Twelve years ago we crammed our belongings, three reluctant kids and an obnoxious sheltie named Bodie into our black Durango and one big yellow Penske truck and headed west. We hadn’t an inkling as we pulled out of the driveway with tears in our eyes, that the 2,300 mile trek from Michigan to Idaho would lead us to a man we would come to know as “Grandpa Phil”.
Grandpa Phil was a true local, descended from a grandmother who was sent West as a little girl on an orphan train. He always had a fascinating story to share of his ‘young buck’ years working in logging camps, commercial fishing in the pristine waters of Lake Pend Oreille, and hunting wild game in the northern Idaho wilderness.
He quickly became a dear friend, lovingly investing in our entire family; especially in our son who eagerly finished his daily school work so he could head down the mountain to hang out with Grandpa Phil. As our children progressed into their teenage years, Grandpa Phil added this exhortation to nearly every goodbye:
“Remember who you are”
I don’t know what inspired him to speak those words. Maybe it was simply an expression he picked up along the way. Maybe it was a byproduct of his observation of the challenges of growing up. Perhaps he was reflecting on some element of his own story. One thing I do know is that I did not fully appreciate the power of those words until much later.
I was blessed to have good kids and I was fairly confident (most of the time) in my parenting, so I wasn’t overly concerned about them making a successful transition to adulthood. As it turned out, there were a few less-than-ideal decisions made along the line. In retrospect, I probably should have echoed Grandpa Phil’s words in my own send-offs!
Losing sight of our identity is easy. I know because I’ve done it —in a BIG way. I also know that once your sense of “who you are” has been lost, you can stumble around for some time before you find it again. Self-identity is important. It is a sort of anchor to which we moor other aspects of our lives. An anchor, however, must be stable and provide holding power. It must be secure.
So the real question is, what kind of anchor is my identity tied to?
It is not a novel observation that the focus of each of the gospels reveals something about its author and the unique vantage point from which they experienced their time with the Rabbi.
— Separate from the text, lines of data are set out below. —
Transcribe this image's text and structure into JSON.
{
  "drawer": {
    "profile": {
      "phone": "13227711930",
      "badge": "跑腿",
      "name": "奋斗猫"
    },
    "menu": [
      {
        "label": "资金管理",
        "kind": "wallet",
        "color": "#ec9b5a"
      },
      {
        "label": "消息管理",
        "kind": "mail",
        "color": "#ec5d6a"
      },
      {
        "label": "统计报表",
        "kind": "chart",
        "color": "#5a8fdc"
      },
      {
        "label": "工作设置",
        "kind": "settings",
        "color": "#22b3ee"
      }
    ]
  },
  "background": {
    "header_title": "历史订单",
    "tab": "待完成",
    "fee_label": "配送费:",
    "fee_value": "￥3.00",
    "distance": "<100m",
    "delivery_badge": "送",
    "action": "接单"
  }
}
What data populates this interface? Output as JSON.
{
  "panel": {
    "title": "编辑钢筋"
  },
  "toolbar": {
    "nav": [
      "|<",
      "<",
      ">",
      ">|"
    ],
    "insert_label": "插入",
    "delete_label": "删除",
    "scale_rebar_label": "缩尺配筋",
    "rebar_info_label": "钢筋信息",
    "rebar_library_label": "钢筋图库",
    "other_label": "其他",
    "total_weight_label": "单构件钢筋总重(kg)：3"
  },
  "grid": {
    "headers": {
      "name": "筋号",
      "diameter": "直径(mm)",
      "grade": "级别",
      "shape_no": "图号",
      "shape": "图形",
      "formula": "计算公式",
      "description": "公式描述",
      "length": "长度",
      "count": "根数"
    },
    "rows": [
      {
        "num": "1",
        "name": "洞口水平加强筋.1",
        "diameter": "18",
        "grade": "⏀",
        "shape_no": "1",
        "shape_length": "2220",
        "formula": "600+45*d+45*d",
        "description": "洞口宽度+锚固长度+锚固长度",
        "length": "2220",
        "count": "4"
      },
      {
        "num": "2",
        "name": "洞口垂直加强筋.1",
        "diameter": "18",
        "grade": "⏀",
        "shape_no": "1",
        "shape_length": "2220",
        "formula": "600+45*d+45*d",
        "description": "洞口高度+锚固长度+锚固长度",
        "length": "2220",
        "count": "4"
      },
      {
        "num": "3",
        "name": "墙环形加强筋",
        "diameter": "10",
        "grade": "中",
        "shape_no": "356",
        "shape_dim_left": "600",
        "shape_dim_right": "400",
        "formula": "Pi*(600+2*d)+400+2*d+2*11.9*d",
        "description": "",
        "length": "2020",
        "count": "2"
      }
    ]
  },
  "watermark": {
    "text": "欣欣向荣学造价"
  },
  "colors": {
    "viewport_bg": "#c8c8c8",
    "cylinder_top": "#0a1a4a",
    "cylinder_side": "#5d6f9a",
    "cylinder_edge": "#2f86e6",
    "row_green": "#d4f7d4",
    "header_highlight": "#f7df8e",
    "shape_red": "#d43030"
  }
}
Each was influenced in a special way that is reflected in their personal retelling of the details of Jesus’ life and ministry.
Luke for instance, being the physician in the group, was powerfully impacted by Jesus’ healing miracles. Matthew, a tax official acutely aware of the legal significance of lineage and inheritance rights, addressed the Messianic identity of Christ, and so forth.
John was the youngest of the disciples. His narrative stands out from the rest in that he describes the gospel in incredibly intimate terms. The theme of love resonates in John’s portraits of the intimacy between the Father and the Son (John 3:35, 10:17, 10:30, and 17:34), the intimacy among the inseparable triune Godhead, and the profound love of the Father for man that compelled Him to send His son.
This is how God showed his love among us: He sent his one and only Son into the world that we might live through him. 1 John 4:9
Perhaps the most impactful aspect of John’s gospel is the way that he describes the inseparable, symbiotic relationship that Christ desires to have with us as we abide in Him and He abides in us (John 15:5).
John talks about Christ being the very essence of a Believer’s life in ways that the other Gospels do not.
“Just as the Father has loved Me, I have also loved you; abide in My love.” John 15:9
“I in them and You in Me, that they may be perfected in unity, so that the world may know that You sent Me, and loved them, even as You have loved Me.” John 17:23
Of great curiosity and significance to me personally, was John’s reference to himself as simply “the disciple whom Jesus loved.” Not once in his entire narrative does John identify himself by name.
One of them, the disciple whom Jesus loved, was reclining next to him. John 13:23
Peter turned and saw that the disciple whom Jesus loved was following them. John 21:20
We don’t know what John’s backstory was, but the more I thought about that phrase and the number of times that John addresses issues of intimacy and love in both his gospel and in his letters, the more meaningful it became.
In the end I came to believe that the greatest impact Jesus had on John was that he LOVED him.
John was apparently so transformed by the Savior’s extravagant love for him that all other sources of identity utterly dissipated. John’s sense of self was radically changed by the knowledge of his identity in Christ. He could no longer see himself apart from one who was the recipient of that great, perfect and eternal love.
Lost in His love —How utterly fantastic!!
“As the Father has loved me, so have I loved you. Now remain in my love.” John 15:9